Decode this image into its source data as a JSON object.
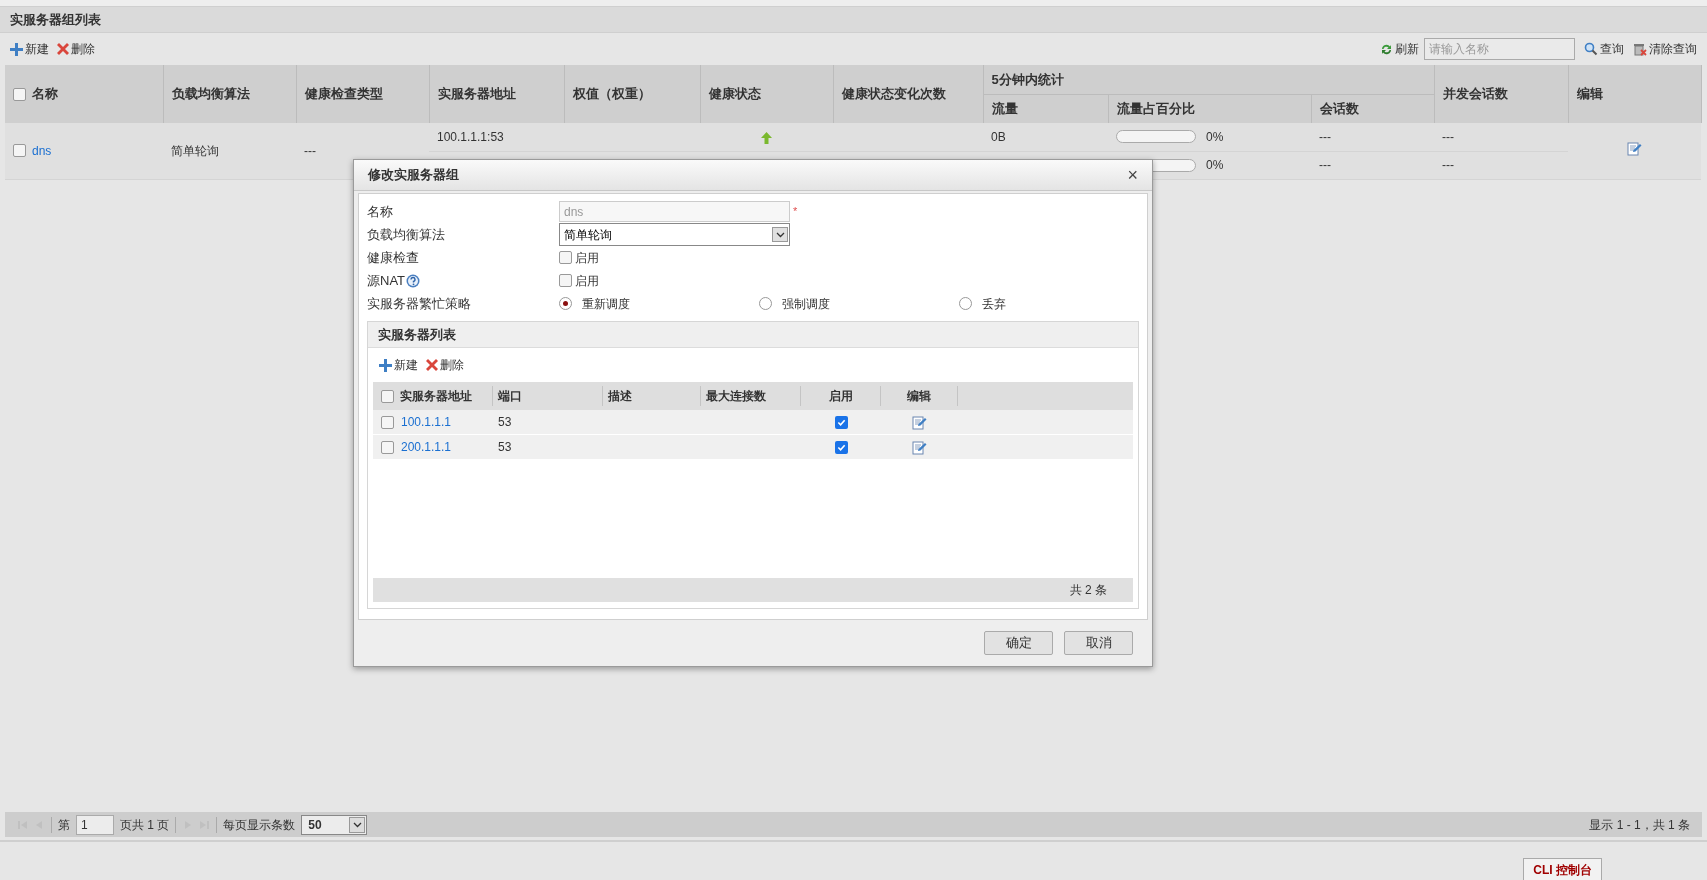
{
  "page": {
    "title": "实服务器组列表"
  },
  "toolbar": {
    "left": [
      {
        "kind": "add",
        "label": "新建"
      },
      {
        "kind": "delete",
        "label": "删除"
      }
    ],
    "refresh": "刷新",
    "search": {
      "placeholder": "请输入名称"
    },
    "query": "查询",
    "clear": "清除查询"
  },
  "table": {
    "select_all": {
      "checked": false
    },
    "columns": [
      {
        "label": "名称"
      },
      {
        "label": "负载均衡算法"
      },
      {
        "label": "健康检查类型"
      },
      {
        "label": "实服务器地址"
      },
      {
        "label": "权值（权重）"
      },
      {
        "label": "健康状态"
      },
      {
        "label": "健康状态变化次数"
      },
      {
        "label": "5分钟内统计",
        "children": [
          {
            "label": "流量"
          },
          {
            "label": "流量占百分比"
          },
          {
            "label": "会话数"
          }
        ]
      },
      {
        "label": "并发会话数"
      },
      {
        "label": "编辑"
      }
    ],
    "rows": [
      {
        "checked": false,
        "name": "dns",
        "algorithm": "简单轮询",
        "health_check_type": "---",
        "servers": [
          {
            "address": "100.1.1.1:53",
            "status_up": true,
            "traffic": "0B",
            "level": 0,
            "percent": "0%",
            "sessions": "---",
            "concurrent": "---"
          },
          {
            "level": 0,
            "percent": "0%",
            "sessions": "---",
            "concurrent": "---"
          }
        ]
      }
    ]
  },
  "pagination": {
    "nav": [
      {
        "kind": "first",
        "disabled": true
      },
      {
        "kind": "prev",
        "disabled": true
      },
      {
        "kind": "next",
        "disabled": true
      },
      {
        "kind": "last",
        "disabled": true
      }
    ],
    "page_prefix": "第",
    "page": "1",
    "page_suffix": "页共 1 页",
    "page_size_label": "每页显示条数",
    "page_size": "50",
    "summary": "显示 1 - 1，共 1 条"
  },
  "cli_tab": "CLI 控制台",
  "dialog": {
    "title": "修改实服务器组",
    "close": "×",
    "fields": [
      {
        "kind": "text",
        "label": "名称",
        "value": "dns",
        "disabled": true,
        "required": "*"
      },
      {
        "kind": "select",
        "label": "负载均衡算法",
        "value": "简单轮询"
      },
      {
        "kind": "checkbox",
        "label": "健康检查",
        "option": "启用",
        "checked": false
      },
      {
        "kind": "checkbox",
        "label": "源NAT",
        "help": true,
        "option": "启用",
        "checked": false
      },
      {
        "kind": "radio",
        "label": "实服务器繁忙策略",
        "options": [
          {
            "label": "重新调度",
            "selected": true
          },
          {
            "label": "强制调度",
            "selected": false
          },
          {
            "label": "丢弃",
            "selected": false
          }
        ]
      }
    ],
    "panel": {
      "title": "实服务器列表",
      "toolbar": [
        {
          "kind": "add",
          "label": "新建"
        },
        {
          "kind": "delete",
          "label": "删除"
        }
      ],
      "select_all": {
        "checked": false
      },
      "columns": [
        "实服务器地址",
        "端口",
        "描述",
        "最大连接数",
        "启用",
        "编辑"
      ],
      "rows": [
        {
          "checked": false,
          "address": "100.1.1.1",
          "port": "53",
          "enabled": true
        },
        {
          "checked": false,
          "address": "200.1.1.1",
          "port": "53",
          "enabled": true
        }
      ],
      "footer": "共 2 条"
    },
    "buttons": [
      "确定",
      "取消"
    ]
  }
}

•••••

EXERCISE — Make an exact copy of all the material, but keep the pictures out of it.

WRITTEN RESPONSE —
Decode this image into its source data as a JSON object.
{
  "page": {
    "title": "实服务器组列表"
  },
  "toolbar": {
    "left": [
      {
        "kind": "add",
        "label": "新建"
      },
      {
        "kind": "delete",
        "label": "删除"
      }
    ],
    "refresh": "刷新",
    "search": {
      "placeholder": "请输入名称"
    },
    "query": "查询",
    "clear": "清除查询"
  },
  "table": {
    "select_all": {
      "checked": false
    },
    "columns": [
      {
        "label": "名称"
      },
      {
        "label": "负载均衡算法"
      },
      {
        "label": "健康检查类型"
      },
      {
        "label": "实服务器地址"
      },
      {
        "label": "权值（权重）"
      },
      {
        "label": "健康状态"
      },
      {
        "label": "健康状态变化次数"
      },
      {
        "label": "5分钟内统计",
        "children": [
          {
            "label": "流量"
          },
          {
            "label": "流量占百分比"
          },
          {
            "label": "会话数"
          }
        ]
      },
      {
        "label": "并发会话数"
      },
      {
        "label": "编辑"
      }
    ],
    "rows": [
      {
        "checked": false,
        "name": "dns",
        "algorithm": "简单轮询",
        "health_check_type": "---",
        "servers": [
          {
            "address": "100.1.1.1:53",
            "status_up": true,
            "traffic": "0B",
            "level": 0,
            "percent": "0%",
            "sessions": "---",
            "concurrent": "---"
          },
          {
            "level": 0,
            "percent": "0%",
            "sessions": "---",
            "concurrent": "---"
          }
        ]
      }
    ]
  },
  "pagination": {
    "nav": [
      {
        "kind": "first",
        "disabled": true
      },
      {
        "kind": "prev",
        "disabled": true
      },
      {
        "kind": "next",
        "disabled": true
      },
      {
        "kind": "last",
        "disabled": true
      }
    ],
    "page_prefix": "第",
    "page": "1",
    "page_suffix": "页共 1 页",
    "page_size_label": "每页显示条数",
    "page_size": "50",
    "summary": "显示 1 - 1，共 1 条"
  },
  "cli_tab": "CLI 控制台",
  "dialog": {
    "title": "修改实服务器组",
    "close": "×",
    "fields": [
      {
        "kind": "text",
        "label": "名称",
        "value": "dns",
        "disabled": true,
        "required": "*"
      },
      {
        "kind": "select",
        "label": "负载均衡算法",
        "value": "简单轮询"
      },
      {
        "kind": "checkbox",
        "label": "健康检查",
        "option": "启用",
        "checked": false
      },
      {
        "kind": "checkbox",
        "label": "源NAT",
        "help": true,
        "option": "启用",
        "checked": false
      },
      {
        "kind": "radio",
        "label": "实服务器繁忙策略",
        "options": [
          {
            "label": "重新调度",
            "selected": true
          },
          {
            "label": "强制调度",
            "selected": false
          },
          {
            "label": "丢弃",
            "selected": false
          }
        ]
      }
    ],
    "panel": {
      "title": "实服务器列表",
      "toolbar": [
        {
          "kind": "add",
          "label": "新建"
        },
        {
          "kind": "delete",
          "label": "删除"
        }
      ],
      "select_all": {
        "checked": false
      },
      "columns": [
        "实服务器地址",
        "端口",
        "描述",
        "最大连接数",
        "启用",
        "编辑"
      ],
      "rows": [
        {
          "checked": false,
          "address": "100.1.1.1",
          "port": "53",
          "enabled": true
        },
        {
          "checked": false,
          "address": "200.1.1.1",
          "port": "53",
          "enabled": true
        }
      ],
      "footer": "共 2 条"
    },
    "buttons": [
      "确定",
      "取消"
    ]
  }
}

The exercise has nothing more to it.